1.Medical Errors. On July 29th, the President signed the Patient Safety & Quality Improvement Act of 2005 (S. 544), a bill supported by the AMA and AHA that passed unanimously in the Senate and by a vote of 428-3 in the House. The bill creates a voluntary medical error reporting system that makes health care provider reports to DHHS certified patient safety organizations (PSOs) confidential and prohibits them from being used in civil or criminal litigation.
2.Medical Liability Reform. On July 28th, the House passed the Help Efficient, Accessible, Low-cost, Timely Healthcare (HEALTH) Act of 2005 (H.R. 5) by a vote of 230-194. The provisions of H.R. 5 include:
limiting non-economic damages in medical malpractice cases at $250,000;
limiting punitive damage awards to the greater of twice economic damages or $250,000;
allowing courts to restrict the payment of attorney contingency fees based upon the size of the award;

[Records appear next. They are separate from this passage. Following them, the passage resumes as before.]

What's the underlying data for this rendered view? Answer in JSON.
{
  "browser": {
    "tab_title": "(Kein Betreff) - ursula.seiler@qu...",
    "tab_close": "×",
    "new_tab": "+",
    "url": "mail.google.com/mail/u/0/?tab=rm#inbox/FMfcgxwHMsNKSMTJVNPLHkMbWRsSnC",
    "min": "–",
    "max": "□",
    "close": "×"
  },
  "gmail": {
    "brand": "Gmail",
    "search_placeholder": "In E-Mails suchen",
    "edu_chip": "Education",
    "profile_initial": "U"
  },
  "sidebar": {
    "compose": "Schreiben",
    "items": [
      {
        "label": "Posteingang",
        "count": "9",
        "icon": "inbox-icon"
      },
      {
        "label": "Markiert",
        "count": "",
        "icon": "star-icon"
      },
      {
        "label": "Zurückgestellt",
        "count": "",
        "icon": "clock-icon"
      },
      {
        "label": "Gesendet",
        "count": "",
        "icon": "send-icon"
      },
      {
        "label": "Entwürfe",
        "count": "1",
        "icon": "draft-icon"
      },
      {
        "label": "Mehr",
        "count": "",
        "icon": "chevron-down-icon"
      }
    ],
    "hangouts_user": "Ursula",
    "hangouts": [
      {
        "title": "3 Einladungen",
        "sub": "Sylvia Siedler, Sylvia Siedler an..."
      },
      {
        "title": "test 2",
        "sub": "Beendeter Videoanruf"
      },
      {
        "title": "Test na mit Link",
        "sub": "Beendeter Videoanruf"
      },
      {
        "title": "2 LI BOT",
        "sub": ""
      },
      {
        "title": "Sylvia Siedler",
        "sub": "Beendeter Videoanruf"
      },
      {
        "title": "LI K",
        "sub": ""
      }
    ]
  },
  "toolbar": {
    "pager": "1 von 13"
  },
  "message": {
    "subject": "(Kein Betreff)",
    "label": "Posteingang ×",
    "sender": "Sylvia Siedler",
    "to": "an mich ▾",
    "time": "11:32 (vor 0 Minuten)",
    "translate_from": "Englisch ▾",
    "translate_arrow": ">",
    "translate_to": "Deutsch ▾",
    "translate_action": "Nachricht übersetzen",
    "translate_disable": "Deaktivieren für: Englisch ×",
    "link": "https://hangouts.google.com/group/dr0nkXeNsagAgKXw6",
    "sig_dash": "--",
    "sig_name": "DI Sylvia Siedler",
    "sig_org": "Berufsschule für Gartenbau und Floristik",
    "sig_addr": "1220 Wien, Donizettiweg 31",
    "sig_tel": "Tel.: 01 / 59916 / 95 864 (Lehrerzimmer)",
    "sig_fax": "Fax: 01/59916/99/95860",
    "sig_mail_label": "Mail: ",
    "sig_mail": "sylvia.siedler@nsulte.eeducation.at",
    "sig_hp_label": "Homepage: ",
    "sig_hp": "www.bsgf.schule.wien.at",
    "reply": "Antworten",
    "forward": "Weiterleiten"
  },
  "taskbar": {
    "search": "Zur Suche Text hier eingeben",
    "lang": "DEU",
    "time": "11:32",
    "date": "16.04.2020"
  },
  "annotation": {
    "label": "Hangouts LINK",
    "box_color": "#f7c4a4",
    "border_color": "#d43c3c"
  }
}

setting a statute of limitations of three years after the date of manifestation of injury or one year after the claimant discovers the injury, with certain exceptions;
limiting the liability of manufacturers, distributors, suppliers, and providers of medical products that comply with FDA standards; and
providing periodic payments of future medical damages.
While Senate Majority Leader Bill Frist (R-TN) said in March that he would get medical malpractice legislation through the Senate this year, Senate Judiciary Chairman Arlen Specter (R-PA) recently has stated that the malpractice legislation is stalled in the Senate.
3. Association Health Plans. On July 26th, the House passed the Small Business Health Fairness Act of 2005 (H.R. 525) by a vote of 263-165. Association Health Plans (AHPs) are group health plans sponsored by trade or business groups that would be governed by ERISA and exempt from most state insurance regulation and consumer protection laws. Business lobby groups support AHPs, but the Blue Cross and Blue Shield Association and consumer advocacy organizations such as Families USA oppose them. The AMA has not yet taken a firm position on them. A companion Senate bill (S. 406) is co-sponsored by Senator Olympia J. Snowe (R-ME) and Senator Jim Talent (R-MO). AHP legislation has passed several times in the House, but has received little interest in the Senate.
4. Prescription Drug Importation. On July 21st, the Senate Committee on Commerce, Science, and Transportation voted 14-8 in favor of an importation amendment to a funding bill reauthorizing the Federal Trade Commission (S. 1392) offered by Senator Olympia J. Snowe (R-ME) and Byron Dorgan (D-ND). The amendment is similar to the Snowe/Dorgan importation bill, the Pharmaceutical Market Access & Drug Safety Act of 2005 (S. 334). The sponsors took this action in an effort to force the Senate to deal with the importation issue, action that has been blocked by the Bush Administration and Congressional leadership.